**What to work on**
All entries shown below must be given again word for word.

════════

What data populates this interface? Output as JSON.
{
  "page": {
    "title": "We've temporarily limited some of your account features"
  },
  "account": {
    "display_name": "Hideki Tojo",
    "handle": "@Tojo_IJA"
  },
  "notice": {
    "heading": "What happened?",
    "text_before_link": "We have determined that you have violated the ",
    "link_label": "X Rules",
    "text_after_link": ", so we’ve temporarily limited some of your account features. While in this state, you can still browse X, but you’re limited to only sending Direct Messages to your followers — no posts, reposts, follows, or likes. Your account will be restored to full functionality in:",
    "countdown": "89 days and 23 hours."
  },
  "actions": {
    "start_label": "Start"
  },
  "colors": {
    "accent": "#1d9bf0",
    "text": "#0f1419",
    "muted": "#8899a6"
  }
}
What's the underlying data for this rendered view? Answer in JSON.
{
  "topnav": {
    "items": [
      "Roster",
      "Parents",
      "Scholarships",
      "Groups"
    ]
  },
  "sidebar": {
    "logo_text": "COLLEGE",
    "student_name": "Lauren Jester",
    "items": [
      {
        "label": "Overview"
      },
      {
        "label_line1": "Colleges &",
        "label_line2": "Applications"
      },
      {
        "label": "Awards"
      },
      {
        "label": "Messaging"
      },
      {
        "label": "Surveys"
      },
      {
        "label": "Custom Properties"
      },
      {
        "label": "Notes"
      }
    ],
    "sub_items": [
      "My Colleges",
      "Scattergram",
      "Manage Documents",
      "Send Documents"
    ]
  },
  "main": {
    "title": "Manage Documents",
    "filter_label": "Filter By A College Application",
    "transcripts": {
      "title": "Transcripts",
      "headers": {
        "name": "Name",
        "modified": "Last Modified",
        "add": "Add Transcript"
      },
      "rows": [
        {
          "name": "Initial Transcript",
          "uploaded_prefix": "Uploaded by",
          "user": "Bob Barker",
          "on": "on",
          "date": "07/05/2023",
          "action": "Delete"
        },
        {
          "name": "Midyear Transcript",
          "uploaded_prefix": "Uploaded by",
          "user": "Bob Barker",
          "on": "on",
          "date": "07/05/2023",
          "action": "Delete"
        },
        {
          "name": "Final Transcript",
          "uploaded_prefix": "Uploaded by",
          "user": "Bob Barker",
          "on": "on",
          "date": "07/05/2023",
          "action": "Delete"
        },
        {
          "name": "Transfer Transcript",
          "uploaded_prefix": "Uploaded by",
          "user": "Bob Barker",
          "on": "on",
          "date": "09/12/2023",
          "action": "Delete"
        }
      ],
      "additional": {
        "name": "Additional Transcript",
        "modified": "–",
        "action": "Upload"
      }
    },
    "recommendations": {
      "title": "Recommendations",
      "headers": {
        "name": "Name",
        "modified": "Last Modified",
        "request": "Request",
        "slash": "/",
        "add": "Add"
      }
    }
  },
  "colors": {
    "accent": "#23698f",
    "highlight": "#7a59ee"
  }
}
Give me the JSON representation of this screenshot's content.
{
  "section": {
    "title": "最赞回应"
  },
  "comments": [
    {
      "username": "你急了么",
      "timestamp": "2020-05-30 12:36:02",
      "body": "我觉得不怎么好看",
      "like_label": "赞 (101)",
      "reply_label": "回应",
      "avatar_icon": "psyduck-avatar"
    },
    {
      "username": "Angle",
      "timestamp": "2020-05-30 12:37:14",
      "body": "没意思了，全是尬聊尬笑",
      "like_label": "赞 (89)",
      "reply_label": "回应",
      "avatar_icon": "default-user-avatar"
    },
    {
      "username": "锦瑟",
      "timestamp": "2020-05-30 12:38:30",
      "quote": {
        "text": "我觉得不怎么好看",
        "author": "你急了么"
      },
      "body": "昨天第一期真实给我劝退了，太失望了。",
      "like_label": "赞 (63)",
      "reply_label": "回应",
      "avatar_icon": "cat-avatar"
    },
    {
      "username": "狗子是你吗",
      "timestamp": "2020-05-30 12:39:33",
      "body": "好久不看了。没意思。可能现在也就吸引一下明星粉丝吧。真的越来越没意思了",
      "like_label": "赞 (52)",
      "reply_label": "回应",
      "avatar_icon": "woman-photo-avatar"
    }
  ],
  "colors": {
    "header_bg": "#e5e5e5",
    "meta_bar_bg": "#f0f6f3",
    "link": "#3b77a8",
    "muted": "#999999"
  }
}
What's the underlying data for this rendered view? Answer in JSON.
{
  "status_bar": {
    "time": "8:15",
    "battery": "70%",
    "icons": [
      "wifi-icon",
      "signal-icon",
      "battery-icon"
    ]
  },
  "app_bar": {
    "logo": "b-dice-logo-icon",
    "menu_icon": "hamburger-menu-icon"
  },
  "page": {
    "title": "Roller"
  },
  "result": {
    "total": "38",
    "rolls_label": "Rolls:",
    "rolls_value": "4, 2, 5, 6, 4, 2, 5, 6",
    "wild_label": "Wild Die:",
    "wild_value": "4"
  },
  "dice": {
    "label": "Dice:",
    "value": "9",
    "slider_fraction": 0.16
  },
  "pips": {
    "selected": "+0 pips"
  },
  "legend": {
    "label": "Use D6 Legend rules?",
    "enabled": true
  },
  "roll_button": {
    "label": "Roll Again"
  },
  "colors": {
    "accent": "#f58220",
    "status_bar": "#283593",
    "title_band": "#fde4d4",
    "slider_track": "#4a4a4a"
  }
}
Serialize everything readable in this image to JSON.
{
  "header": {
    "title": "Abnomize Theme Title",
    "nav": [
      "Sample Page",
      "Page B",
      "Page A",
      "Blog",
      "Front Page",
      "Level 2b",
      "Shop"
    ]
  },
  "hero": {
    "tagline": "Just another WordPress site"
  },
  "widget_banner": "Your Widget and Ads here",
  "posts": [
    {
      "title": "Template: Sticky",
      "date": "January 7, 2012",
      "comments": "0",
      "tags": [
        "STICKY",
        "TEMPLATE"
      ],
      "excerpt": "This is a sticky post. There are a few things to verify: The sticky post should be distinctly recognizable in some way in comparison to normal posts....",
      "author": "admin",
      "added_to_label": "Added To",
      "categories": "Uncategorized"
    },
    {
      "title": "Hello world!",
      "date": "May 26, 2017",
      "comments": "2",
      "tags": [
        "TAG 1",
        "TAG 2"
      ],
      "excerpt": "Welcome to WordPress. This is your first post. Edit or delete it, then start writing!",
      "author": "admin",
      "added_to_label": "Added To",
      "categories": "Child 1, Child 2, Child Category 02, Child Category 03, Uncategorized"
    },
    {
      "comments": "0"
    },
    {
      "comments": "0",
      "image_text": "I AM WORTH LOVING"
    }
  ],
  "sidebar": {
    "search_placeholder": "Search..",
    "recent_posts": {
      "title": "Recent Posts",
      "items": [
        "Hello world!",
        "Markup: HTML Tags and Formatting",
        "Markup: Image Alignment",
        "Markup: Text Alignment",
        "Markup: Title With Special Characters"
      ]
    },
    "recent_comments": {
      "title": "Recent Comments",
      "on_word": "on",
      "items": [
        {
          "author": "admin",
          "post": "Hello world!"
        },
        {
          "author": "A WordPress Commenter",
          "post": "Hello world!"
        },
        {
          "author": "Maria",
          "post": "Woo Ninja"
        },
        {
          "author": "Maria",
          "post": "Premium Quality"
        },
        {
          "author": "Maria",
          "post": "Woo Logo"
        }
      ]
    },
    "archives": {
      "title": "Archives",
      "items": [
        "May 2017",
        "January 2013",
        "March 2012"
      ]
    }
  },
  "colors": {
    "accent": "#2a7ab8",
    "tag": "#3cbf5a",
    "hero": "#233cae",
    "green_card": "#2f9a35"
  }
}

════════

**Solution to this task**
What data populates this interface? Output as JSON.
{
  "page": {
    "title": "We've temporarily limited some of your account features"
  },
  "account": {
    "display_name": "Hideki Tojo",
    "handle": "@Tojo_IJA"
  },
  "notice": {
    "heading": "What happened?",
    "text_before_link": "We have determined that you have violated the ",
    "link_label": "X Rules",
    "text_after_link": ", so we’ve temporarily limited some of your account features. While in this state, you can still browse X, but you’re limited to only sending Direct Messages to your followers — no posts, reposts, follows, or likes. Your account will be restored to full functionality in:",
    "countdown": "89 days and 23 hours."
  },
  "actions": {
    "start_label": "Start"
  },
  "colors": {
    "accent": "#1d9bf0",
    "text": "#0f1419",
    "muted": "#8899a6"
  }
}
What's the underlying data for this rendered view? Answer in JSON.
{
  "topnav": {
    "items": [
      "Roster",
      "Parents",
      "Scholarships",
      "Groups"
    ]
  },
  "sidebar": {
    "logo_text": "COLLEGE",
    "student_name": "Lauren Jester",
    "items": [
      {
        "label": "Overview"
      },
      {
        "label_line1": "Colleges &",
        "label_line2": "Applications"
      },
      {
        "label": "Awards"
      },
      {
        "label": "Messaging"
      },
      {
        "label": "Surveys"
      },
      {
        "label": "Custom Properties"
      },
      {
        "label": "Notes"
      }
    ],
    "sub_items": [
      "My Colleges",
      "Scattergram",
      "Manage Documents",
      "Send Documents"
    ]
  },
  "main": {
    "title": "Manage Documents",
    "filter_label": "Filter By A College Application",
    "transcripts": {
      "title": "Transcripts",
      "headers": {
        "name": "Name",
        "modified": "Last Modified",
        "add": "Add Transcript"
      },
      "rows": [
        {
          "name": "Initial Transcript",
          "uploaded_prefix": "Uploaded by",
          "user": "Bob Barker",
          "on": "on",
          "date": "07/05/2023",
          "action": "Delete"
        },
        {
          "name": "Midyear Transcript",
          "uploaded_prefix": "Uploaded by",
          "user": "Bob Barker",
          "on": "on",
          "date": "07/05/2023",
          "action": "Delete"
        },
        {
          "name": "Final Transcript",
          "uploaded_prefix": "Uploaded by",
          "user": "Bob Barker",
          "on": "on",
          "date": "07/05/2023",
          "action": "Delete"
        },
        {
          "name": "Transfer Transcript",
          "uploaded_prefix": "Uploaded by",
          "user": "Bob Barker",
          "on": "on",
          "date": "09/12/2023",
          "action": "Delete"
        }
      ],
      "additional": {
        "name": "Additional Transcript",
        "modified": "–",
        "action": "Upload"
      }
    },
    "recommendations": {
      "title": "Recommendations",
      "headers": {
        "name": "Name",
        "modified": "Last Modified",
        "request": "Request",
        "slash": "/",
        "add": "Add"
      }
    }
  },
  "colors": {
    "accent": "#23698f",
    "highlight": "#7a59ee"
  }
}
Give me the JSON representation of this screenshot's content.
{
  "section": {
    "title": "最赞回应"
  },
  "comments": [
    {
      "username": "你急了么",
      "timestamp": "2020-05-30 12:36:02",
      "body": "我觉得不怎么好看",
      "like_label": "赞 (101)",
      "reply_label": "回应",
      "avatar_icon": "psyduck-avatar"
    },
    {
      "username": "Angle",
      "timestamp": "2020-05-30 12:37:14",
      "body": "没意思了，全是尬聊尬笑",
      "like_label": "赞 (89)",
      "reply_label": "回应",
      "avatar_icon": "default-user-avatar"
    },
    {
      "username": "锦瑟",
      "timestamp": "2020-05-30 12:38:30",
      "quote": {
        "text": "我觉得不怎么好看",
        "author": "你急了么"
      },
      "body": "昨天第一期真实给我劝退了，太失望了。",
      "like_label": "赞 (63)",
      "reply_label": "回应",
      "avatar_icon": "cat-avatar"
    },
    {
      "username": "狗子是你吗",
      "timestamp": "2020-05-30 12:39:33",
      "body": "好久不看了。没意思。可能现在也就吸引一下明星粉丝吧。真的越来越没意思了",
      "like_label": "赞 (52)",
      "reply_label": "回应",
      "avatar_icon": "woman-photo-avatar"
    }
  ],
  "colors": {
    "header_bg": "#e5e5e5",
    "meta_bar_bg": "#f0f6f3",
    "link": "#3b77a8",
    "muted": "#999999"
  }
}
What's the underlying data for this rendered view? Answer in JSON.
{
  "status_bar": {
    "time": "8:15",
    "battery": "70%",
    "icons": [
      "wifi-icon",
      "signal-icon",
      "battery-icon"
    ]
  },
  "app_bar": {
    "logo": "b-dice-logo-icon",
    "menu_icon": "hamburger-menu-icon"
  },
  "page": {
    "title": "Roller"
  },
  "result": {
    "total": "38",
    "rolls_label": "Rolls:",
    "rolls_value": "4, 2, 5, 6, 4, 2, 5, 6",
    "wild_label": "Wild Die:",
    "wild_value": "4"
  },
  "dice": {
    "label": "Dice:",
    "value": "9",
    "slider_fraction": 0.16
  },
  "pips": {
    "selected": "+0 pips"
  },
  "legend": {
    "label": "Use D6 Legend rules?",
    "enabled": true
  },
  "roll_button": {
    "label": "Roll Again"
  },
  "colors": {
    "accent": "#f58220",
    "status_bar": "#283593",
    "title_band": "#fde4d4",
    "slider_track": "#4a4a4a"
  }
}
Serialize everything readable in this image to JSON.
{
  "header": {
    "title": "Abnomize Theme Title",
    "nav": [
      "Sample Page",
      "Page B",
      "Page A",
      "Blog",
      "Front Page",
      "Level 2b",
      "Shop"
    ]
  },
  "hero": {
    "tagline": "Just another WordPress site"
  },
  "widget_banner": "Your Widget and Ads here",
  "posts": [
    {
      "title": "Template: Sticky",
      "date": "January 7, 2012",
      "comments": "0",
      "tags": [
        "STICKY",
        "TEMPLATE"
      ],
      "excerpt": "This is a sticky post. There are a few things to verify: The sticky post should be distinctly recognizable in some way in comparison to normal posts....",
      "author": "admin",
      "added_to_label": "Added To",
      "categories": "Uncategorized"
    },
    {
      "title": "Hello world!",
      "date": "May 26, 2017",
      "comments": "2",
      "tags": [
        "TAG 1",
        "TAG 2"
      ],
      "excerpt": "Welcome to WordPress. This is your first post. Edit or delete it, then start writing!",
      "author": "admin",
      "added_to_label": "Added To",
      "categories": "Child 1, Child 2, Child Category 02, Child Category 03, Uncategorized"
    },
    {
      "comments": "0"
    },
    {
      "comments": "0",
      "image_text": "I AM WORTH LOVING"
    }
  ],
  "sidebar": {
    "search_placeholder": "Search..",
    "recent_posts": {
      "title": "Recent Posts",
      "items": [
        "Hello world!",
        "Markup: HTML Tags and Formatting",
        "Markup: Image Alignment",
        "Markup: Text Alignment",
        "Markup: Title With Special Characters"
      ]
    },
    "recent_comments": {
      "title": "Recent Comments",
      "on_word": "on",
      "items": [
        {
          "author": "admin",
          "post": "Hello world!"
        },
        {
          "author": "A WordPress Commenter",
          "post": "Hello world!"
        },
        {
          "author": "Maria",
          "post": "Woo Ninja"
        },
        {
          "author": "Maria",
          "post": "Premium Quality"
        },
        {
          "author": "Maria",
          "post": "Woo Logo"
        }
      ]
    },
    "archives": {
      "title": "Archives",
      "items": [
        "May 2017",
        "January 2013",
        "March 2012"
      ]
    }
  },
  "colors": {
    "accent": "#2a7ab8",
    "tag": "#3cbf5a",
    "hero": "#233cae",
    "green_card": "#2f9a35"
  }
}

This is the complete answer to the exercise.